Wednesday, July 16, 2008

How to Grill a Bacon Double Cheeseburger

Now that we've dealt with the wonders of grilled sausages, it's time to tackle another great staple of the American grilling experience, hamburgers.

Even though I try and eat a variety of more healthy foods, every so often I just feel the need for a good burger. My favorite is the bacon double-cheeseburger. This may be a heart-attack on a bun , but what a way to go.

NOTE: You really don't have to use cheese or bacon with this burger mixture. You could also just put one on a bun, instead of two, and you'll still enjoy it, just fine. It's a great recipe, if I do say so myself. Even my neighbor, who is a much better grillmaster than me, likes these burgers.

Grilling up pre-made hamburger patties from your grocers freezer is fine, when you're in a hurry. But, I'm coming to the belief that grilling should never be done in hurry. Really good barbecue is done slow. Why treat grilling hamburgers any differently?

Well, there are few reasons to do it a bit faster, actually, but all in all, I'm not going to fire up my grill unless I've got some time to really play with it.

Having cooked up dozens of hamburgers in my time, I've learned a few things. First, I don't like just throwing together a patty of pure ground beef. Sure that's good for fast food, but I like adding a few things to the meat, first. If your on a tight budget, it can also help stretch the meat a little farther. I suspect that's why people started doing this in the first place. I'm not talking meatloaf, here. (I've got some ideas for grilled meatloaf, though, so stay tuned.) We're just going to add a few more ingredients to enhance the ground beef, and keep it moist and tender throughout the process.

While your grill is heating up, you can cook up the bacon. One pound should do very nicely. As far as I know, you can't really direct grill bacon. You'll have to fry it a pan. If you have a small cast iron skillet, I suppose you could do this on the grill, but I used my stovetop. Cook on medium heat, turning occasionally, until nice and crispy.

Next, slice up some of your favorite firm cheese, like a sharp cheddar or colby. Colby-Jack, a mixture of Monterey Jack and colby cheese, is a favorite at my house. You'll need one slice for each patty. For this recipe, that's about eight slices.

Now it's time to mix up the hamburger patties.


2 eggs, beaten
1/4 cup milk
1/2 cup quick cooking rolled oats
1/4 cup finely chopped onion
2 tablespoons horseradish mustard (or other favorite dark mustard)
1/4 teaspoon garlic powder (you can use minced garlic, but for some reason the powder works better in hamburgers)
2 pounds of ground beef (you could use other ground meats, if you prefer)

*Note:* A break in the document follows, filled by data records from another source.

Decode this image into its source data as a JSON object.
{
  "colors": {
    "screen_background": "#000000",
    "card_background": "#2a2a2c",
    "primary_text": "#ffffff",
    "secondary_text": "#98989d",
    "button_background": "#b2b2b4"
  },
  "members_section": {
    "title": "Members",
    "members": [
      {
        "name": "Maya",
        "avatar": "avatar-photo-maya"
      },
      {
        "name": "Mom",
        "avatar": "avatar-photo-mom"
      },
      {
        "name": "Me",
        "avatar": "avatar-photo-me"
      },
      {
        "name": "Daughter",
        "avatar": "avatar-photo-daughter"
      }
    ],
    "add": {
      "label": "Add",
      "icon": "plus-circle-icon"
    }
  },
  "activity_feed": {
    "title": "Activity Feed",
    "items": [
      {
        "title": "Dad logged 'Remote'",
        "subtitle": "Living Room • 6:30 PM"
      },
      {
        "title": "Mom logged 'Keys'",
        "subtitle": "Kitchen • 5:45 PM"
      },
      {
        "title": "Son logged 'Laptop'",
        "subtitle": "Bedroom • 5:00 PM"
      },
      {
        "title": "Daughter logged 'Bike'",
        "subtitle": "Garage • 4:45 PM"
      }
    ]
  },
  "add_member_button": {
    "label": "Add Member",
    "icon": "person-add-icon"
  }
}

Beat the eggs in a large mixing bowl and then add everything except the meat. Mix thoroughly. Add the ground beef and mix well. You could try using a large spoon, but it's best to get primitive here. Use your hands. Just make sure you wash them first.

Shape the meat into eight patties, about 3/4 inch thick.

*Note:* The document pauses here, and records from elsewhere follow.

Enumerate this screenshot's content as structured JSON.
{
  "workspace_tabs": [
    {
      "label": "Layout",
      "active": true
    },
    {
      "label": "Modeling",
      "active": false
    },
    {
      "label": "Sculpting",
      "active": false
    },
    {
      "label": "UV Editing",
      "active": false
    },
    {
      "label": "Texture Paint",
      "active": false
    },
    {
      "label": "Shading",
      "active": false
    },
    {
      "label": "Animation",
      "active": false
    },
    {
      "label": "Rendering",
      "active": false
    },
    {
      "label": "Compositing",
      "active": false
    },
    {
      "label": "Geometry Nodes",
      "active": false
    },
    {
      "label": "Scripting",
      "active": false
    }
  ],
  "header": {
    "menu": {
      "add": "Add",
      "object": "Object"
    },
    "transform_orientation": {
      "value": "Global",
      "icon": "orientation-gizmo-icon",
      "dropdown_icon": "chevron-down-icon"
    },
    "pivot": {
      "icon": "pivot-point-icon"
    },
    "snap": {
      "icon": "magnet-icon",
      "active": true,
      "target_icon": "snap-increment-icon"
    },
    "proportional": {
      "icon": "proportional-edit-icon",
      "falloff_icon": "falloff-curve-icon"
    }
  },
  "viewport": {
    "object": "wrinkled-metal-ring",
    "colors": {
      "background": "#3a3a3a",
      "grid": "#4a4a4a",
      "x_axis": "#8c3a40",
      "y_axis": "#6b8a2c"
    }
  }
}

When the coals are fully lit and ashing over, spread them out in an even, single layer on the bottom of your grill. Put in the top grill grate and cover, heating it for about 15 minutes. Clean the grill and apply vegetable oil to it with tongs and a folded paper towel, dipped in the oil. Make sure you oil it well.

You want the coals to be “medium” temperature. I always wondered how in the world you were supposed to figure this out. It turns out that “medium” means I can put your hand over the grill (not actually touching the surface ... duh) for about 4 seconds before your hand starts to cook.

Direct grill the hamburgers patties for about 6 to 7 minutes per side for a medium done burger, 8 or 9 minutes for a well done burger.

During the last minute or two of cooking, put a slice of the cheese over the burger, and then top the cheese with a couple of slices of the cooked bacon. Cover the grill and finish cooking. This will help melt the cheese and reheat the bacon.

Stack two patties on a toasted bun with more mustard, catsup, lettuce, pickles, tomatoes, onions (grilled tomatoes and onions), or whatever else you like on your burger, and enjoy. Just remember to exercise a little longer the next day to make yourself feel better.


tkangaroo said...

I was in the mood for a good burger the other day, and added feta, garlic, red onion, and spinach with a little red pepper flakes and some other stuff to the ground chuck.

Then I made up a garlic, feta mayo, and we went to town with some grilled wheat buns.

Sometimes you just need a great burger.

John Newman said...

Oh! a feta - spinach burger! Add a little tomato ... yum!